-- TASK OBJECTIVE --
All of the data that follows is to be printed exactly, without pictures.

*** Opening of DATASET EXTRACT ***

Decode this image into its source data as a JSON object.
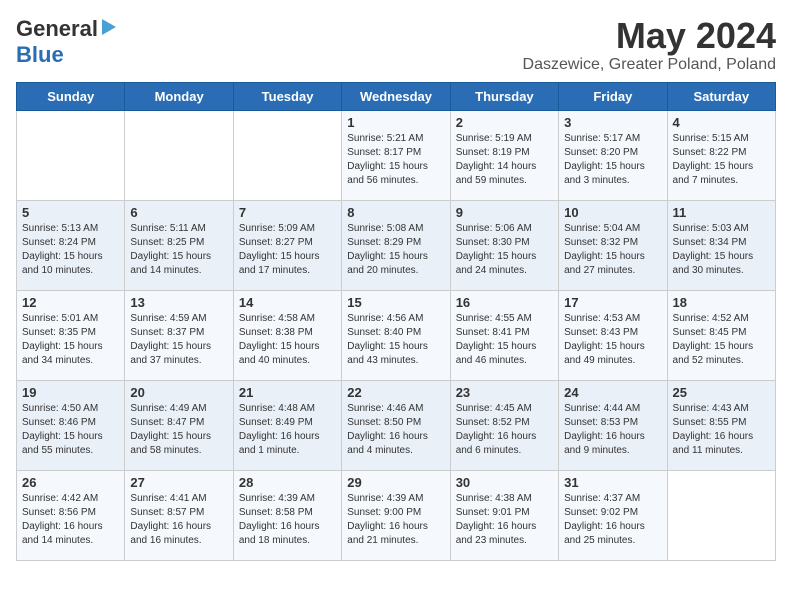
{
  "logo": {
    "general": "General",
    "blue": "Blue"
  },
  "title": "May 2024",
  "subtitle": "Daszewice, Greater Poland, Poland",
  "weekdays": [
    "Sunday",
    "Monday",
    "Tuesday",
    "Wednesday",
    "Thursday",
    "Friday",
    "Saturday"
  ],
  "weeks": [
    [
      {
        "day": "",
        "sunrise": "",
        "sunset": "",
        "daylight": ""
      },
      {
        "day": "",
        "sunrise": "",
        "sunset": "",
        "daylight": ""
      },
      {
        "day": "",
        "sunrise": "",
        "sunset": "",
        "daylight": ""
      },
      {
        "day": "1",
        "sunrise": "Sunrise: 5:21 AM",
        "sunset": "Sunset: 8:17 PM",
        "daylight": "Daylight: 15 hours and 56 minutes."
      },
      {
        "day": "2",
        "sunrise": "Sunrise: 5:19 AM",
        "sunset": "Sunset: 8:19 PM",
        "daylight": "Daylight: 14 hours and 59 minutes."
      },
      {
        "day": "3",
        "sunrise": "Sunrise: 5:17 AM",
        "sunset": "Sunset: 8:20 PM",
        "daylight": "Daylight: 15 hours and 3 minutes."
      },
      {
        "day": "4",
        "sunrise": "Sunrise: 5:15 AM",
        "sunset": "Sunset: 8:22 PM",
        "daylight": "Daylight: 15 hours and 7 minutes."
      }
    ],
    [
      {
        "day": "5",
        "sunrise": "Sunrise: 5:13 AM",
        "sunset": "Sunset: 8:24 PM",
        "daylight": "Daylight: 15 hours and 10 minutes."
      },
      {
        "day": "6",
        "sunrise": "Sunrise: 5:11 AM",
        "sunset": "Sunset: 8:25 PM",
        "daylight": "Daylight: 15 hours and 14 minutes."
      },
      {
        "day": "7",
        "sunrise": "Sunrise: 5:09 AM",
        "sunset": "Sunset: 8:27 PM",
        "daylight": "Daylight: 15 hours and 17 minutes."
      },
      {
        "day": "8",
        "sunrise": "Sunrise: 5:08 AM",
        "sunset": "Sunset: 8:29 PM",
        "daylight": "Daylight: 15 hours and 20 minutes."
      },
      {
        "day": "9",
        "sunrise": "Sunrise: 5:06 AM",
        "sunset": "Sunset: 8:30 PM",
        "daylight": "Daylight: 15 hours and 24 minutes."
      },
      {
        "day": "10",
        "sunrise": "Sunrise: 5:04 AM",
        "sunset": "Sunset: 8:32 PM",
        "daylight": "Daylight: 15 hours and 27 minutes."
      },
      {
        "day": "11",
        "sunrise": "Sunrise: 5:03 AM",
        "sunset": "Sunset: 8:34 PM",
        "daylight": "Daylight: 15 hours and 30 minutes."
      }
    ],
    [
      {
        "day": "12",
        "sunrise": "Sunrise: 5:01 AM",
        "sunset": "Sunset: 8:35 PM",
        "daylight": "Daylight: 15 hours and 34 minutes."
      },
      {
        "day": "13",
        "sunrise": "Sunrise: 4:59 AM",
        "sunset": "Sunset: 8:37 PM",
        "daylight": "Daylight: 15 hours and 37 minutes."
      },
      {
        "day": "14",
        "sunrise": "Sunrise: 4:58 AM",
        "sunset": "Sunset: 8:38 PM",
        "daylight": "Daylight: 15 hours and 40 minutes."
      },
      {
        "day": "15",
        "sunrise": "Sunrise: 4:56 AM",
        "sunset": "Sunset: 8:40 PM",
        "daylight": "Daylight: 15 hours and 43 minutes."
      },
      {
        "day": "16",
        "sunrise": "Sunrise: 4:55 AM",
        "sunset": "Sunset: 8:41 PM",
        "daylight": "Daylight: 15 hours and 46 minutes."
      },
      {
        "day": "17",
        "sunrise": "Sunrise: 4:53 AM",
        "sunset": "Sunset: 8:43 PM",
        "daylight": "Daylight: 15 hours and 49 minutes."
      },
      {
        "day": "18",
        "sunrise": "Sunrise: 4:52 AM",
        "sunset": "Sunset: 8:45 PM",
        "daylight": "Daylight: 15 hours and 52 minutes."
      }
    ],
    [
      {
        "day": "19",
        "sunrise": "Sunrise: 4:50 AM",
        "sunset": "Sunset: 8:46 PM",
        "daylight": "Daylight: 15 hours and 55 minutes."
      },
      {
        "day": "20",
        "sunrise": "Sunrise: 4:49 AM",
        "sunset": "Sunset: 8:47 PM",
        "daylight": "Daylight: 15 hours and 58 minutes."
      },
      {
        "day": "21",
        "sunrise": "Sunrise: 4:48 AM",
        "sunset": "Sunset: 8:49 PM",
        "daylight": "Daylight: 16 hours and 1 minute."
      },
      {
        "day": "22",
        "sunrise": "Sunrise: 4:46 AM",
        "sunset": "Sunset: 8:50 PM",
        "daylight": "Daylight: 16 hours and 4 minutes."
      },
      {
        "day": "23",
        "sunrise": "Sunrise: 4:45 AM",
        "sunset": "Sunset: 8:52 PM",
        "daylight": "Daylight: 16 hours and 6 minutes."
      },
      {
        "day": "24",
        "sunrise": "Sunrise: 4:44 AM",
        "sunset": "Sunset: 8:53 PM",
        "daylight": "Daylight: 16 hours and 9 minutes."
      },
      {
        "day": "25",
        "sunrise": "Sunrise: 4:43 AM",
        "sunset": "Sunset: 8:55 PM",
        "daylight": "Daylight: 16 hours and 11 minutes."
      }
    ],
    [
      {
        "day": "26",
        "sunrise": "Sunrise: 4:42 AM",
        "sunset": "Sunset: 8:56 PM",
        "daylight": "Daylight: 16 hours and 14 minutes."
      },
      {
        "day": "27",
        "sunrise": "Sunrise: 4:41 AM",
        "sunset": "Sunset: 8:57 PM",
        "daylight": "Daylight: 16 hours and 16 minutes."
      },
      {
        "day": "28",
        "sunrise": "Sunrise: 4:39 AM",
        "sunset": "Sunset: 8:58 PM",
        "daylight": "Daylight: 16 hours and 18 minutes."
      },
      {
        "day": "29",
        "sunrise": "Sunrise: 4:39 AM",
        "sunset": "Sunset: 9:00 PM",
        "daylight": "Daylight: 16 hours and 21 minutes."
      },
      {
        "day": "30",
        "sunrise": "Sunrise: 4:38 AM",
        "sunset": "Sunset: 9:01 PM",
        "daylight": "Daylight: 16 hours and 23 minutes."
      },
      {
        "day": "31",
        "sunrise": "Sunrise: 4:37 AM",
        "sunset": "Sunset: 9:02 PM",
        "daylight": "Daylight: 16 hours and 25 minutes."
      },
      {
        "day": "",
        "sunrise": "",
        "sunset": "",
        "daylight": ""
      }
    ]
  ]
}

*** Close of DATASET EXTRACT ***

-- WRITTEN REPLY --
Decode this image into its source data as a JSON object.
{
  "logo": {
    "general": "General",
    "blue": "Blue"
  },
  "title": "May 2024",
  "subtitle": "Daszewice, Greater Poland, Poland",
  "weekdays": [
    "Sunday",
    "Monday",
    "Tuesday",
    "Wednesday",
    "Thursday",
    "Friday",
    "Saturday"
  ],
  "weeks": [
    [
      {
        "day": "",
        "sunrise": "",
        "sunset": "",
        "daylight": ""
      },
      {
        "day": "",
        "sunrise": "",
        "sunset": "",
        "daylight": ""
      },
      {
        "day": "",
        "sunrise": "",
        "sunset": "",
        "daylight": ""
      },
      {
        "day": "1",
        "sunrise": "Sunrise: 5:21 AM",
        "sunset": "Sunset: 8:17 PM",
        "daylight": "Daylight: 15 hours and 56 minutes."
      },
      {
        "day": "2",
        "sunrise": "Sunrise: 5:19 AM",
        "sunset": "Sunset: 8:19 PM",
        "daylight": "Daylight: 14 hours and 59 minutes."
      },
      {
        "day": "3",
        "sunrise": "Sunrise: 5:17 AM",
        "sunset": "Sunset: 8:20 PM",
        "daylight": "Daylight: 15 hours and 3 minutes."
      },
      {
        "day": "4",
        "sunrise": "Sunrise: 5:15 AM",
        "sunset": "Sunset: 8:22 PM",
        "daylight": "Daylight: 15 hours and 7 minutes."
      }
    ],
    [
      {
        "day": "5",
        "sunrise": "Sunrise: 5:13 AM",
        "sunset": "Sunset: 8:24 PM",
        "daylight": "Daylight: 15 hours and 10 minutes."
      },
      {
        "day": "6",
        "sunrise": "Sunrise: 5:11 AM",
        "sunset": "Sunset: 8:25 PM",
        "daylight": "Daylight: 15 hours and 14 minutes."
      },
      {
        "day": "7",
        "sunrise": "Sunrise: 5:09 AM",
        "sunset": "Sunset: 8:27 PM",
        "daylight": "Daylight: 15 hours and 17 minutes."
      },
      {
        "day": "8",
        "sunrise": "Sunrise: 5:08 AM",
        "sunset": "Sunset: 8:29 PM",
        "daylight": "Daylight: 15 hours and 20 minutes."
      },
      {
        "day": "9",
        "sunrise": "Sunrise: 5:06 AM",
        "sunset": "Sunset: 8:30 PM",
        "daylight": "Daylight: 15 hours and 24 minutes."
      },
      {
        "day": "10",
        "sunrise": "Sunrise: 5:04 AM",
        "sunset": "Sunset: 8:32 PM",
        "daylight": "Daylight: 15 hours and 27 minutes."
      },
      {
        "day": "11",
        "sunrise": "Sunrise: 5:03 AM",
        "sunset": "Sunset: 8:34 PM",
        "daylight": "Daylight: 15 hours and 30 minutes."
      }
    ],
    [
      {
        "day": "12",
        "sunrise": "Sunrise: 5:01 AM",
        "sunset": "Sunset: 8:35 PM",
        "daylight": "Daylight: 15 hours and 34 minutes."
      },
      {
        "day": "13",
        "sunrise": "Sunrise: 4:59 AM",
        "sunset": "Sunset: 8:37 PM",
        "daylight": "Daylight: 15 hours and 37 minutes."
      },
      {
        "day": "14",
        "sunrise": "Sunrise: 4:58 AM",
        "sunset": "Sunset: 8:38 PM",
        "daylight": "Daylight: 15 hours and 40 minutes."
      },
      {
        "day": "15",
        "sunrise": "Sunrise: 4:56 AM",
        "sunset": "Sunset: 8:40 PM",
        "daylight": "Daylight: 15 hours and 43 minutes."
      },
      {
        "day": "16",
        "sunrise": "Sunrise: 4:55 AM",
        "sunset": "Sunset: 8:41 PM",
        "daylight": "Daylight: 15 hours and 46 minutes."
      },
      {
        "day": "17",
        "sunrise": "Sunrise: 4:53 AM",
        "sunset": "Sunset: 8:43 PM",
        "daylight": "Daylight: 15 hours and 49 minutes."
      },
      {
        "day": "18",
        "sunrise": "Sunrise: 4:52 AM",
        "sunset": "Sunset: 8:45 PM",
        "daylight": "Daylight: 15 hours and 52 minutes."
      }
    ],
    [
      {
        "day": "19",
        "sunrise": "Sunrise: 4:50 AM",
        "sunset": "Sunset: 8:46 PM",
        "daylight": "Daylight: 15 hours and 55 minutes."
      },
      {
        "day": "20",
        "sunrise": "Sunrise: 4:49 AM",
        "sunset": "Sunset: 8:47 PM",
        "daylight": "Daylight: 15 hours and 58 minutes."
      },
      {
        "day": "21",
        "sunrise": "Sunrise: 4:48 AM",
        "sunset": "Sunset: 8:49 PM",
        "daylight": "Daylight: 16 hours and 1 minute."
      },
      {
        "day": "22",
        "sunrise": "Sunrise: 4:46 AM",
        "sunset": "Sunset: 8:50 PM",
        "daylight": "Daylight: 16 hours and 4 minutes."
      },
      {
        "day": "23",
        "sunrise": "Sunrise: 4:45 AM",
        "sunset": "Sunset: 8:52 PM",
        "daylight": "Daylight: 16 hours and 6 minutes."
      },
      {
        "day": "24",
        "sunrise": "Sunrise: 4:44 AM",
        "sunset": "Sunset: 8:53 PM",
        "daylight": "Daylight: 16 hours and 9 minutes."
      },
      {
        "day": "25",
        "sunrise": "Sunrise: 4:43 AM",
        "sunset": "Sunset: 8:55 PM",
        "daylight": "Daylight: 16 hours and 11 minutes."
      }
    ],
    [
      {
        "day": "26",
        "sunrise": "Sunrise: 4:42 AM",
        "sunset": "Sunset: 8:56 PM",
        "daylight": "Daylight: 16 hours and 14 minutes."
      },
      {
        "day": "27",
        "sunrise": "Sunrise: 4:41 AM",
        "sunset": "Sunset: 8:57 PM",
        "daylight": "Daylight: 16 hours and 16 minutes."
      },
      {
        "day": "28",
        "sunrise": "Sunrise: 4:39 AM",
        "sunset": "Sunset: 8:58 PM",
        "daylight": "Daylight: 16 hours and 18 minutes."
      },
      {
        "day": "29",
        "sunrise": "Sunrise: 4:39 AM",
        "sunset": "Sunset: 9:00 PM",
        "daylight": "Daylight: 16 hours and 21 minutes."
      },
      {
        "day": "30",
        "sunrise": "Sunrise: 4:38 AM",
        "sunset": "Sunset: 9:01 PM",
        "daylight": "Daylight: 16 hours and 23 minutes."
      },
      {
        "day": "31",
        "sunrise": "Sunrise: 4:37 AM",
        "sunset": "Sunset: 9:02 PM",
        "daylight": "Daylight: 16 hours and 25 minutes."
      },
      {
        "day": "",
        "sunrise": "",
        "sunset": "",
        "daylight": ""
      }
    ]
  ]
}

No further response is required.